[What you have to do]
I need all of the entries printed exactly.

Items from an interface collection
•••
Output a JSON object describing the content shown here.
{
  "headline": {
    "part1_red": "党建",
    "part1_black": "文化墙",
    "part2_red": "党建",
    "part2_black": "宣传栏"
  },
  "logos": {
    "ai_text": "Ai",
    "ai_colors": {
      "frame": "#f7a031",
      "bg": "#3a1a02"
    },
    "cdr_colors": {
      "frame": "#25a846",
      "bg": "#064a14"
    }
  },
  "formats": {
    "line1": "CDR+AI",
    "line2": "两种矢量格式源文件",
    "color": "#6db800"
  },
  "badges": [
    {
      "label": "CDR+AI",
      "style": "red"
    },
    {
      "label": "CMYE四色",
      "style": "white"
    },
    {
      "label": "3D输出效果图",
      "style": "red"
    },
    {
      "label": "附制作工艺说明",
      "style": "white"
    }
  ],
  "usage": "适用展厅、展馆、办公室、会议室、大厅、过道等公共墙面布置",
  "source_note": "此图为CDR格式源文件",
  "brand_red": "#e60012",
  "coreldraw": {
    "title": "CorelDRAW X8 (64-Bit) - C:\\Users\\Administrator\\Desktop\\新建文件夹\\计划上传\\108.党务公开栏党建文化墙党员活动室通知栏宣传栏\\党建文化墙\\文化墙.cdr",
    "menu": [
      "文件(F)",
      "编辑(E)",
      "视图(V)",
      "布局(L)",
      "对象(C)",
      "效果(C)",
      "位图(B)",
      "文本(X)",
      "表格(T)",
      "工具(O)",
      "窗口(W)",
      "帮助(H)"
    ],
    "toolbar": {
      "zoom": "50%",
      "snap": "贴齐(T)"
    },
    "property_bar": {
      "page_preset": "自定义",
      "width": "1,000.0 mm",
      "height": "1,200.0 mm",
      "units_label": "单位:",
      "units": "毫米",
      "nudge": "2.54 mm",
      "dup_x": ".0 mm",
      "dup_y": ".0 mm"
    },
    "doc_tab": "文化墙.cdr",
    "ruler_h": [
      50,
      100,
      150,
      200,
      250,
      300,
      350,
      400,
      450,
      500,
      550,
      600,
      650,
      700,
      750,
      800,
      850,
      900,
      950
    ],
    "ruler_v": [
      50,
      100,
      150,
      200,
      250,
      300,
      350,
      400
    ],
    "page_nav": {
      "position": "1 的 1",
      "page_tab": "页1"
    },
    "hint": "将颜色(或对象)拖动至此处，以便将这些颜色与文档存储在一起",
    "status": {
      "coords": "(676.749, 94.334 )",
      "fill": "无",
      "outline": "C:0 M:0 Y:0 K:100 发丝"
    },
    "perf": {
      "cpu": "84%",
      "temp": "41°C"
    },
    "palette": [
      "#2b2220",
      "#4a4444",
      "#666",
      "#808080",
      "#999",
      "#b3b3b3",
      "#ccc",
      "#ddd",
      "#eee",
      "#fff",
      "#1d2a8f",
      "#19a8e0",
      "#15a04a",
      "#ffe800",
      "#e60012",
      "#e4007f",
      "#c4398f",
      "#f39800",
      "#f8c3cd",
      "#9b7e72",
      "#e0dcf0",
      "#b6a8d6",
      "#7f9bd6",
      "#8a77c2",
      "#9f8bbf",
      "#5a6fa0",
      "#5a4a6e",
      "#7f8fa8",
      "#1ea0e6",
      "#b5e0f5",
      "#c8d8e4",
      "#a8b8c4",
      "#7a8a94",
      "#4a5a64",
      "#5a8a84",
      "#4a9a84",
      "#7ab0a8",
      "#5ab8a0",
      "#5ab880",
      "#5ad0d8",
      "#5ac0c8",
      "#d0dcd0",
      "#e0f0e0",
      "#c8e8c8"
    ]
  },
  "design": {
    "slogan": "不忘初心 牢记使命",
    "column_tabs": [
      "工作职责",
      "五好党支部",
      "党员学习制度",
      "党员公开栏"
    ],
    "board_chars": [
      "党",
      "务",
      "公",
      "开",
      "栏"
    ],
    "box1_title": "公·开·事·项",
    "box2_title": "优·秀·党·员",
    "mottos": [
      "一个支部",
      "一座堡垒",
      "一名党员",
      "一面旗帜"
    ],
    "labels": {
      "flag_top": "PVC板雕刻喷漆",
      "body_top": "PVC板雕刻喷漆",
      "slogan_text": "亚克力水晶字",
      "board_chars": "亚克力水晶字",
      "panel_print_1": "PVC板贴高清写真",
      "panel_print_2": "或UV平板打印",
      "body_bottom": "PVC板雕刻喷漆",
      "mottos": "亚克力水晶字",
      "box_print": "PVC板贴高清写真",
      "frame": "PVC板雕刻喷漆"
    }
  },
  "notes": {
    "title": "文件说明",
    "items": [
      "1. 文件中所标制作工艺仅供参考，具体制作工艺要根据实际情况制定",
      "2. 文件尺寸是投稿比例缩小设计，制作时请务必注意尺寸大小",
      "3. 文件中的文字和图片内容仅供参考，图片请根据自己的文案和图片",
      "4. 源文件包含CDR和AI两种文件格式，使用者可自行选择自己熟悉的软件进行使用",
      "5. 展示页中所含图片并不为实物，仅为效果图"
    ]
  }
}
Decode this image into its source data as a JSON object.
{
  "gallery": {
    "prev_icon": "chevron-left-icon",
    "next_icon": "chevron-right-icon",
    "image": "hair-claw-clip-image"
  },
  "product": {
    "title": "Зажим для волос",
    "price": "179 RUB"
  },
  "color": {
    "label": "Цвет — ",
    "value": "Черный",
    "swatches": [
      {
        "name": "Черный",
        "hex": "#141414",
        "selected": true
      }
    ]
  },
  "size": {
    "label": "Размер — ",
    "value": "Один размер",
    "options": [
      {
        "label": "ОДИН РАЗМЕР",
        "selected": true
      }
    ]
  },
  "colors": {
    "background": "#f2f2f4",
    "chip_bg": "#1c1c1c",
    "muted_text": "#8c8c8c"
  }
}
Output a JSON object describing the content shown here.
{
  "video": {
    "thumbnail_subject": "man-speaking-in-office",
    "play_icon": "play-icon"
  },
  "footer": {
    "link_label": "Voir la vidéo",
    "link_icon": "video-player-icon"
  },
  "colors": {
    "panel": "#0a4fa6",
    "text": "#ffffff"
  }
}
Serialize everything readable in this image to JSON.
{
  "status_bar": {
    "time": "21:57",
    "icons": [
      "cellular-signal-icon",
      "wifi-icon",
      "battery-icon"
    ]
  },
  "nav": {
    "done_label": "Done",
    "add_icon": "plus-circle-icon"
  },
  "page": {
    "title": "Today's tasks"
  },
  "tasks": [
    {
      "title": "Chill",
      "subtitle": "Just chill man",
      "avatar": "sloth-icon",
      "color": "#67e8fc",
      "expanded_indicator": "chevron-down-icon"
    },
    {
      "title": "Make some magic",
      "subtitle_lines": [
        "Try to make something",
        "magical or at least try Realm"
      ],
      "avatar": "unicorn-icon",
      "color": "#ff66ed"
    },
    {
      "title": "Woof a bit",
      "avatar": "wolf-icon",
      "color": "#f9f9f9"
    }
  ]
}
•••
[Answer section]
Output a JSON object describing the content shown here.
{
  "headline": {
    "part1_red": "党建",
    "part1_black": "文化墙",
    "part2_red": "党建",
    "part2_black": "宣传栏"
  },
  "logos": {
    "ai_text": "Ai",
    "ai_colors": {
      "frame": "#f7a031",
      "bg": "#3a1a02"
    },
    "cdr_colors": {
      "frame": "#25a846",
      "bg": "#064a14"
    }
  },
  "formats": {
    "line1": "CDR+AI",
    "line2": "两种矢量格式源文件",
    "color": "#6db800"
  },
  "badges": [
    {
      "label": "CDR+AI",
      "style": "red"
    },
    {
      "label": "CMYE四色",
      "style": "white"
    },
    {
      "label": "3D输出效果图",
      "style": "red"
    },
    {
      "label": "附制作工艺说明",
      "style": "white"
    }
  ],
  "usage": "适用展厅、展馆、办公室、会议室、大厅、过道等公共墙面布置",
  "source_note": "此图为CDR格式源文件",
  "brand_red": "#e60012",
  "coreldraw": {
    "title": "CorelDRAW X8 (64-Bit) - C:\\Users\\Administrator\\Desktop\\新建文件夹\\计划上传\\108.党务公开栏党建文化墙党员活动室通知栏宣传栏\\党建文化墙\\文化墙.cdr",
    "menu": [
      "文件(F)",
      "编辑(E)",
      "视图(V)",
      "布局(L)",
      "对象(C)",
      "效果(C)",
      "位图(B)",
      "文本(X)",
      "表格(T)",
      "工具(O)",
      "窗口(W)",
      "帮助(H)"
    ],
    "toolbar": {
      "zoom": "50%",
      "snap": "贴齐(T)"
    },
    "property_bar": {
      "page_preset": "自定义",
      "width": "1,000.0 mm",
      "height": "1,200.0 mm",
      "units_label": "单位:",
      "units": "毫米",
      "nudge": "2.54 mm",
      "dup_x": ".0 mm",
      "dup_y": ".0 mm"
    },
    "doc_tab": "文化墙.cdr",
    "ruler_h": [
      50,
      100,
      150,
      200,
      250,
      300,
      350,
      400,
      450,
      500,
      550,
      600,
      650,
      700,
      750,
      800,
      850,
      900,
      950
    ],
    "ruler_v": [
      50,
      100,
      150,
      200,
      250,
      300,
      350,
      400
    ],
    "page_nav": {
      "position": "1 的 1",
      "page_tab": "页1"
    },
    "hint": "将颜色(或对象)拖动至此处，以便将这些颜色与文档存储在一起",
    "status": {
      "coords": "(676.749, 94.334 )",
      "fill": "无",
      "outline": "C:0 M:0 Y:0 K:100 发丝"
    },
    "perf": {
      "cpu": "84%",
      "temp": "41°C"
    },
    "palette": [
      "#2b2220",
      "#4a4444",
      "#666",
      "#808080",
      "#999",
      "#b3b3b3",
      "#ccc",
      "#ddd",
      "#eee",
      "#fff",
      "#1d2a8f",
      "#19a8e0",
      "#15a04a",
      "#ffe800",
      "#e60012",
      "#e4007f",
      "#c4398f",
      "#f39800",
      "#f8c3cd",
      "#9b7e72",
      "#e0dcf0",
      "#b6a8d6",
      "#7f9bd6",
      "#8a77c2",
      "#9f8bbf",
      "#5a6fa0",
      "#5a4a6e",
      "#7f8fa8",
      "#1ea0e6",
      "#b5e0f5",
      "#c8d8e4",
      "#a8b8c4",
      "#7a8a94",
      "#4a5a64",
      "#5a8a84",
      "#4a9a84",
      "#7ab0a8",
      "#5ab8a0",
      "#5ab880",
      "#5ad0d8",
      "#5ac0c8",
      "#d0dcd0",
      "#e0f0e0",
      "#c8e8c8"
    ]
  },
  "design": {
    "slogan": "不忘初心 牢记使命",
    "column_tabs": [
      "工作职责",
      "五好党支部",
      "党员学习制度",
      "党员公开栏"
    ],
    "board_chars": [
      "党",
      "务",
      "公",
      "开",
      "栏"
    ],
    "box1_title": "公·开·事·项",
    "box2_title": "优·秀·党·员",
    "mottos": [
      "一个支部",
      "一座堡垒",
      "一名党员",
      "一面旗帜"
    ],
    "labels": {
      "flag_top": "PVC板雕刻喷漆",
      "body_top": "PVC板雕刻喷漆",
      "slogan_text": "亚克力水晶字",
      "board_chars": "亚克力水晶字",
      "panel_print_1": "PVC板贴高清写真",
      "panel_print_2": "或UV平板打印",
      "body_bottom": "PVC板雕刻喷漆",
      "mottos": "亚克力水晶字",
      "box_print": "PVC板贴高清写真",
      "frame": "PVC板雕刻喷漆"
    }
  },
  "notes": {
    "title": "文件说明",
    "items": [
      "1. 文件中所标制作工艺仅供参考，具体制作工艺要根据实际情况制定",
      "2. 文件尺寸是投稿比例缩小设计，制作时请务必注意尺寸大小",
      "3. 文件中的文字和图片内容仅供参考，图片请根据自己的文案和图片",
      "4. 源文件包含CDR和AI两种文件格式，使用者可自行选择自己熟悉的软件进行使用",
      "5. 展示页中所含图片并不为实物，仅为效果图"
    ]
  }
}
Decode this image into its source data as a JSON object.
{
  "gallery": {
    "prev_icon": "chevron-left-icon",
    "next_icon": "chevron-right-icon",
    "image": "hair-claw-clip-image"
  },
  "product": {
    "title": "Зажим для волос",
    "price": "179 RUB"
  },
  "color": {
    "label": "Цвет — ",
    "value": "Черный",
    "swatches": [
      {
        "name": "Черный",
        "hex": "#141414",
        "selected": true
      }
    ]
  },
  "size": {
    "label": "Размер — ",
    "value": "Один размер",
    "options": [
      {
        "label": "ОДИН РАЗМЕР",
        "selected": true
      }
    ]
  },
  "colors": {
    "background": "#f2f2f4",
    "chip_bg": "#1c1c1c",
    "muted_text": "#8c8c8c"
  }
}
Output a JSON object describing the content shown here.
{
  "video": {
    "thumbnail_subject": "man-speaking-in-office",
    "play_icon": "play-icon"
  },
  "footer": {
    "link_label": "Voir la vidéo",
    "link_icon": "video-player-icon"
  },
  "colors": {
    "panel": "#0a4fa6",
    "text": "#ffffff"
  }
}
Serialize everything readable in this image to JSON.
{
  "status_bar": {
    "time": "21:57",
    "icons": [
      "cellular-signal-icon",
      "wifi-icon",
      "battery-icon"
    ]
  },
  "nav": {
    "done_label": "Done",
    "add_icon": "plus-circle-icon"
  },
  "page": {
    "title": "Today's tasks"
  },
  "tasks": [
    {
      "title": "Chill",
      "subtitle": "Just chill man",
      "avatar": "sloth-icon",
      "color": "#67e8fc",
      "expanded_indicator": "chevron-down-icon"
    },
    {
      "title": "Make some magic",
      "subtitle_lines": [
        "Try to make something",
        "magical or at least try Realm"
      ],
      "avatar": "unicorn-icon",
      "color": "#ff66ed"
    },
    {
      "title": "Woof a bit",
      "avatar": "wolf-icon",
      "color": "#f9f9f9"
    }
  ]
}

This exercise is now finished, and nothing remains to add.